* **EXERCISE REQUIREMENTS**
Reading the records below, count the lines in which the string "Basic" appears; write the number only.

++++++++++++++++++++

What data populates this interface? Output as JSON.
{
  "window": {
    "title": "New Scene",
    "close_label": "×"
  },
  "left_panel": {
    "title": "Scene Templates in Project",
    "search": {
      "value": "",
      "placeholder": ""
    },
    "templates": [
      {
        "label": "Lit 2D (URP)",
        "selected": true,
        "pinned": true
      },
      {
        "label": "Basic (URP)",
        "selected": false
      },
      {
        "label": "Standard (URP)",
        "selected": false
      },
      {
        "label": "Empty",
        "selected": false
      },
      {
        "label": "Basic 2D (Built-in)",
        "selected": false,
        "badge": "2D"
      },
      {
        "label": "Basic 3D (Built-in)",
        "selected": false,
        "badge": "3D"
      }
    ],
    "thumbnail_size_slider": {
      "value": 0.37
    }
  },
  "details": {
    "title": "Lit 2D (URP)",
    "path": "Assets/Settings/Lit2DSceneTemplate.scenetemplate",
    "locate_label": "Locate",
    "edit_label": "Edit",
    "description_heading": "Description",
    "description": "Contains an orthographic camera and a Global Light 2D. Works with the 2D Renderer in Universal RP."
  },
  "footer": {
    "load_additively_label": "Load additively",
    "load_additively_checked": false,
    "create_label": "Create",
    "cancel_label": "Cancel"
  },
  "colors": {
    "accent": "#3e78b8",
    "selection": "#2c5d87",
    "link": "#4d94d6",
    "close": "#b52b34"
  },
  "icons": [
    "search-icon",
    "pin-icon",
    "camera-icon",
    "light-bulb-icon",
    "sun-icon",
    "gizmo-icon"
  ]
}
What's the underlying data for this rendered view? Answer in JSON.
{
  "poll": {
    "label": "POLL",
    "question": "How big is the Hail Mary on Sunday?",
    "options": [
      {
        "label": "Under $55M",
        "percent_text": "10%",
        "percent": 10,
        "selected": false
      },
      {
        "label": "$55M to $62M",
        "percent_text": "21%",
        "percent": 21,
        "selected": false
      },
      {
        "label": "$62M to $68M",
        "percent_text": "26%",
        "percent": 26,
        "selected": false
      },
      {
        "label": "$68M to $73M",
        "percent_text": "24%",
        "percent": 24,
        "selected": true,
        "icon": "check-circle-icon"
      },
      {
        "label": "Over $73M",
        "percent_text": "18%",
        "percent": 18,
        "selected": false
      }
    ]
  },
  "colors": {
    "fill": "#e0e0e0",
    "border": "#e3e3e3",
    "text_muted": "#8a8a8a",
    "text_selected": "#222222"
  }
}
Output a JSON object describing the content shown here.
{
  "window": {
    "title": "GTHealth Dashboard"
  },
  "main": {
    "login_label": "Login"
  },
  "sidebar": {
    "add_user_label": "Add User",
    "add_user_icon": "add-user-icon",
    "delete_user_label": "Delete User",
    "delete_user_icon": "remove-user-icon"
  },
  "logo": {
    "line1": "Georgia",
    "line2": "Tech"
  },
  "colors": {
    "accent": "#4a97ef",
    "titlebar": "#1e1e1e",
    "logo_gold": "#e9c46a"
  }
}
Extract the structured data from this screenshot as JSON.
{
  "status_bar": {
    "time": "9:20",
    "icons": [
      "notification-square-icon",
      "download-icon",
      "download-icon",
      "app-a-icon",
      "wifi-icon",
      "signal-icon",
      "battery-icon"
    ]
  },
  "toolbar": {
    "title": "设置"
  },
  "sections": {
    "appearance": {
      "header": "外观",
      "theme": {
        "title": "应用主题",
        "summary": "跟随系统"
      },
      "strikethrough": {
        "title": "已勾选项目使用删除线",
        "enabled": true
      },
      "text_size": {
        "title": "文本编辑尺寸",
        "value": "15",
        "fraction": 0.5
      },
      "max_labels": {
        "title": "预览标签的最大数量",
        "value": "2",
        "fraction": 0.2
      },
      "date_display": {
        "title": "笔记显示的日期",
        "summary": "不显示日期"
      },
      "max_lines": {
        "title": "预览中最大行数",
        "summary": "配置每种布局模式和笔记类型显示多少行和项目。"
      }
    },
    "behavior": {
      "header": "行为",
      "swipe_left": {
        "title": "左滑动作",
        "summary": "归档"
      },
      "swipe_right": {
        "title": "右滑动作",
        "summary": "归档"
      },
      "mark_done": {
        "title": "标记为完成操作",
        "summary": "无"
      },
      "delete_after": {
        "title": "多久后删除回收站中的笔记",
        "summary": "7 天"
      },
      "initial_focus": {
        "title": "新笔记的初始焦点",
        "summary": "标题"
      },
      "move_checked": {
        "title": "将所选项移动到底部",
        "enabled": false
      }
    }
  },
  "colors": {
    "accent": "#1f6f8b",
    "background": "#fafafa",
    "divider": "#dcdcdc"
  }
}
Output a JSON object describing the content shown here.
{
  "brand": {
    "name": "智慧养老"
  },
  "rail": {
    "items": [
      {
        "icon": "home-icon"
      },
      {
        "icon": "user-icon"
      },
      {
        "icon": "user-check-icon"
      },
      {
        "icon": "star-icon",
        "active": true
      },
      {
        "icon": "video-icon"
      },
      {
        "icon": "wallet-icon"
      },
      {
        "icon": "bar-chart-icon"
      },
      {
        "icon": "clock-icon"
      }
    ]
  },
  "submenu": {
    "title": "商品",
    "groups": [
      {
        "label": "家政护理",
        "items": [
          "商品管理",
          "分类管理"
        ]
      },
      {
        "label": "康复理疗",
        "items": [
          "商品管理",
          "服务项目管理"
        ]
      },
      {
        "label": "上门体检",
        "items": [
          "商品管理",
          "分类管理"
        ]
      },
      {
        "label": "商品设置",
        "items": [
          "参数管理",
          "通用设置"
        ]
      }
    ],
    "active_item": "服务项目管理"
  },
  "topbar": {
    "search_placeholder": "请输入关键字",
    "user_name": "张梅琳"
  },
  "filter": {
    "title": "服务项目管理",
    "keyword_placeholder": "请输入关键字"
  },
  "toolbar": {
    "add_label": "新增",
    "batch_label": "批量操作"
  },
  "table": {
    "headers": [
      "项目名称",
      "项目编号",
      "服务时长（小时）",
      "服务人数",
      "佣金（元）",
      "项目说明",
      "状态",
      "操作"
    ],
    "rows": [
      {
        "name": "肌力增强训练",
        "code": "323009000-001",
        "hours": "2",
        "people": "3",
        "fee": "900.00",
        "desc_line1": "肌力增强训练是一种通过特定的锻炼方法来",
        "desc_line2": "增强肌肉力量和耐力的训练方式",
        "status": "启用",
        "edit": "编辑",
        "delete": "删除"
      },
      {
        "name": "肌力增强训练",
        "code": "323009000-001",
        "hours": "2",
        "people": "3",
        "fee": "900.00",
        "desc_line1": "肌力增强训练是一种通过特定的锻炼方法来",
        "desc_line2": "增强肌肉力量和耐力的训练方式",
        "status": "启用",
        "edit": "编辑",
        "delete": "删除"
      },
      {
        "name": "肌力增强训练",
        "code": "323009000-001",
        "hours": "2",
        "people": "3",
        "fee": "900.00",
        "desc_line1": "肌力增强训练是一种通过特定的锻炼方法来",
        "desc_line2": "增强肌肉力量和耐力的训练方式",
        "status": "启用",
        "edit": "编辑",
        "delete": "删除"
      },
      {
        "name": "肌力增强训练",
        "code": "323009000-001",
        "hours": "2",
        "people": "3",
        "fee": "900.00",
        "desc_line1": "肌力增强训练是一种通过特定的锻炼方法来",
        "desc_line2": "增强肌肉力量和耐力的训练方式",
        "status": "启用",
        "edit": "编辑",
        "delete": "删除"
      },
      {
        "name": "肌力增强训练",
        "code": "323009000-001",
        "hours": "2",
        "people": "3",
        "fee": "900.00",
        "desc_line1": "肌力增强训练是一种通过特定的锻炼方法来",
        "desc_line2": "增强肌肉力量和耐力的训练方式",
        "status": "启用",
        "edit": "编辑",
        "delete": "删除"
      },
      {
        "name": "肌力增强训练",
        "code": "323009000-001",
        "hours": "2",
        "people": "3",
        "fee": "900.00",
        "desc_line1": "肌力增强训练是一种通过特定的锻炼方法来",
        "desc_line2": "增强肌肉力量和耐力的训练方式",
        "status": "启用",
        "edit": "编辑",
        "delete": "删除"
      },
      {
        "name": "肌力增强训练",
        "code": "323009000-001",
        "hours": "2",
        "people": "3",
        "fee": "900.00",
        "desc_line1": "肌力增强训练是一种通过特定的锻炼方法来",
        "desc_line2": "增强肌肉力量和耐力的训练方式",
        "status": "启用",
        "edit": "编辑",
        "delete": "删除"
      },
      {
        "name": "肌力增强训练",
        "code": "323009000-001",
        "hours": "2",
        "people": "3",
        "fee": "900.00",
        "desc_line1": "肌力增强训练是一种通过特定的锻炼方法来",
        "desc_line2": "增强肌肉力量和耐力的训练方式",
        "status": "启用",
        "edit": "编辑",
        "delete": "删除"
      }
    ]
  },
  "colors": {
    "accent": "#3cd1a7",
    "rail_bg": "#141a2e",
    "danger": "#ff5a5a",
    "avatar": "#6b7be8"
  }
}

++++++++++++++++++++

* **TASK ANSWER**
3